The authors used satellite and other data to inventory parking spaces on-road and otherwise in 5 US cities of wildly varying size. In four of the five cities, there were more parking spaces than humans, and the the land value of those parking spaces ran into the billions of dollars in total and tens to hundreds of thousands per resident.Scharnhorst finds that there are more than 2 million parking spaces in Philadelphia, 1.85 million in New York, 1.6 million each in Seattle and Des Moines, and just over 100,000 in tiny Jackson, which has a population of about 10,000.
Parking takes up a huge amount of space: Jackson has more than 50 parking spaces per acre, 25 times its residential density of just two households per acre. Jackson has a whopping 27 parking spaces for each of its households.
Parking obviously isn't solely to blame for high rents or housing crises - New York is by far the least over-parked city on that list and still has some of the most expensive housing in the world, but Seattle's problems surely aren't helped by having $35 billion dollars of land locked up in providing 5 parking spaces per household.

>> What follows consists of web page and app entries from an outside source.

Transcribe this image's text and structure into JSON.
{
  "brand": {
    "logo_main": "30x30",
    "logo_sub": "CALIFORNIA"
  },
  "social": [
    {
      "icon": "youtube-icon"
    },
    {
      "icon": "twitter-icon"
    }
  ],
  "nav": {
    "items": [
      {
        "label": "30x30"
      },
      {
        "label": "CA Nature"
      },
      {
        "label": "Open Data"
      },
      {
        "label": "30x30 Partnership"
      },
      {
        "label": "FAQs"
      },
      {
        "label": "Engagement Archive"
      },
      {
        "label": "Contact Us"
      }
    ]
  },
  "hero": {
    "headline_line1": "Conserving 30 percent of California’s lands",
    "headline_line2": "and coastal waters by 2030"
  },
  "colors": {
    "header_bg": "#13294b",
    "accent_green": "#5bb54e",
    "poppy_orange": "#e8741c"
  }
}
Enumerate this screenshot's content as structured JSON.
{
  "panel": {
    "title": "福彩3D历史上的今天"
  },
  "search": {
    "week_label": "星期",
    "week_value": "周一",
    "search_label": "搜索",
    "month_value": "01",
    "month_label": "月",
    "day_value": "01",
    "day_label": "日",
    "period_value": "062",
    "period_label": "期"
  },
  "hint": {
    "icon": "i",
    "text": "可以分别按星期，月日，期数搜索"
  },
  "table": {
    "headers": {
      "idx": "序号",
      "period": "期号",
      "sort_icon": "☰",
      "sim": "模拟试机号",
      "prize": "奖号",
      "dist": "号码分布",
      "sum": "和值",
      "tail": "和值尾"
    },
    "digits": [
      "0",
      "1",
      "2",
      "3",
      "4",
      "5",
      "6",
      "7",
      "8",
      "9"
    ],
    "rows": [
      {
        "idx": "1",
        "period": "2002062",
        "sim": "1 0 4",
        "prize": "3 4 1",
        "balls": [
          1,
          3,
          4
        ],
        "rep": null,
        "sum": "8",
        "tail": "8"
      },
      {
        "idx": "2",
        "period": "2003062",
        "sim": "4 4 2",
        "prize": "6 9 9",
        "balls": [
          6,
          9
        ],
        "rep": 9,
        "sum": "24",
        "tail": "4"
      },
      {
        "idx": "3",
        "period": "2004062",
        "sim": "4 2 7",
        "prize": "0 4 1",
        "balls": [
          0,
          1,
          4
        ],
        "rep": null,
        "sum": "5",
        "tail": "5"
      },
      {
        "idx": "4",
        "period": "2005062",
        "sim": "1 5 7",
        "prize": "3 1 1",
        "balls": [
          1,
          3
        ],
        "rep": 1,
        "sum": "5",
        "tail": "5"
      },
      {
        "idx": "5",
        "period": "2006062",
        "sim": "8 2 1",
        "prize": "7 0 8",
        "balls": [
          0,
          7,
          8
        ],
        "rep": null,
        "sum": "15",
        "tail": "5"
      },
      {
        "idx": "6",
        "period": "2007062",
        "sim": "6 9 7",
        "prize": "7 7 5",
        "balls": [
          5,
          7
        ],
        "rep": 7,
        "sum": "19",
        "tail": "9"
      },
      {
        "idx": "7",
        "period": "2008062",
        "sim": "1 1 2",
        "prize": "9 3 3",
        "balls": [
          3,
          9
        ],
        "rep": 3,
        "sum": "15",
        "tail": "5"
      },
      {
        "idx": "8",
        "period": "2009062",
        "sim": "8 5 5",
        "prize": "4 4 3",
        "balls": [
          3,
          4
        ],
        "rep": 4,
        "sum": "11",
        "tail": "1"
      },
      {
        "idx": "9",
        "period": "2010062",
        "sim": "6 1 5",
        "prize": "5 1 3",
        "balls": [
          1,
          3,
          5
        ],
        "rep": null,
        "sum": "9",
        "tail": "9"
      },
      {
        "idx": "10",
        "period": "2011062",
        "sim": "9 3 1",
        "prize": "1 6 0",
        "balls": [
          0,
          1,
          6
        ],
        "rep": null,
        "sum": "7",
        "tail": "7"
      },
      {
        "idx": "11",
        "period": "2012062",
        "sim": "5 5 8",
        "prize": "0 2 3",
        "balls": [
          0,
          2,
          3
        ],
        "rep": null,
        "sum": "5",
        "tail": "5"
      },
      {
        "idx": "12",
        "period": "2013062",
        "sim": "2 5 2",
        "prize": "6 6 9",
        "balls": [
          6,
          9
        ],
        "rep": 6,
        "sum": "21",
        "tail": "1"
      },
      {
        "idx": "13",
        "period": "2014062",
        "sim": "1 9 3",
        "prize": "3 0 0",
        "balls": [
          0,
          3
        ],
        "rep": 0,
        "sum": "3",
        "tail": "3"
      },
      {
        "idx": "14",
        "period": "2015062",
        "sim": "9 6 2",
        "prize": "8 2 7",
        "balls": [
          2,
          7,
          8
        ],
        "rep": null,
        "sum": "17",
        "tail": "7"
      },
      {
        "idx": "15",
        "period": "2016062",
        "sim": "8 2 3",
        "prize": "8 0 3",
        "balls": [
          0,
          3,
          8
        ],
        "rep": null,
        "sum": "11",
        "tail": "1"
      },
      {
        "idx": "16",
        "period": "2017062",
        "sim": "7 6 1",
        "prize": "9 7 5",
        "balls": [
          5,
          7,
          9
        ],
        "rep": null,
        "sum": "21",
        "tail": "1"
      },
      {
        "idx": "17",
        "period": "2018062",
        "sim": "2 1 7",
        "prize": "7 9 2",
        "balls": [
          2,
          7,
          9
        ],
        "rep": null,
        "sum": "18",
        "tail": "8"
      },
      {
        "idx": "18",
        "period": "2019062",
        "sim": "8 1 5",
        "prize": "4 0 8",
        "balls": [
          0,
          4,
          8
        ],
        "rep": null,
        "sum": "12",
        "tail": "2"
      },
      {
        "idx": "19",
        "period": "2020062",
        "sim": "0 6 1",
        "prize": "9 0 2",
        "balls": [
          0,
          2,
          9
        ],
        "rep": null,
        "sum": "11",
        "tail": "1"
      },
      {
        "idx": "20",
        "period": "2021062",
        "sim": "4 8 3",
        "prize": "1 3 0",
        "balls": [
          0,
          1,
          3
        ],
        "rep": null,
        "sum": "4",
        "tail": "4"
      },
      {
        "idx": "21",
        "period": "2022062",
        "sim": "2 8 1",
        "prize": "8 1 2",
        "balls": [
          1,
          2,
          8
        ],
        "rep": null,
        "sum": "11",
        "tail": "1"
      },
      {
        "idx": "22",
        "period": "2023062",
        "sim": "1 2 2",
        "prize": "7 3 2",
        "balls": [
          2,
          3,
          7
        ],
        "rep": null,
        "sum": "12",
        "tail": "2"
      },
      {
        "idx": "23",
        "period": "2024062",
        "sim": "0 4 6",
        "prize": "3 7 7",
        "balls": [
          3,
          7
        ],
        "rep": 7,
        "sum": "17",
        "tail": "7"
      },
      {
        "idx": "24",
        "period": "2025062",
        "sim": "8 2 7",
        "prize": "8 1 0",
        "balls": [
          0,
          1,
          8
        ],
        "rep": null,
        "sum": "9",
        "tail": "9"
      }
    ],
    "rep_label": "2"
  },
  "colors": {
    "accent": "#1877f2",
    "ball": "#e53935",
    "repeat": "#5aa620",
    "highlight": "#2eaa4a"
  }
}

As mentioned here a lot of this absurdity is down to poorly designed zoning laws requiring developers to build a certain number of parking spaces regardless of whether it makes sense for them to do so. It acts as a subsidy on driving (in that parking is cheaper than it would be in an unregulated system) paid for by the lost economic activity or housing the land could've been used for, and it even hurts drivers by encouraging more people to drive and thus further congesting cities, raising commute times and air pollution.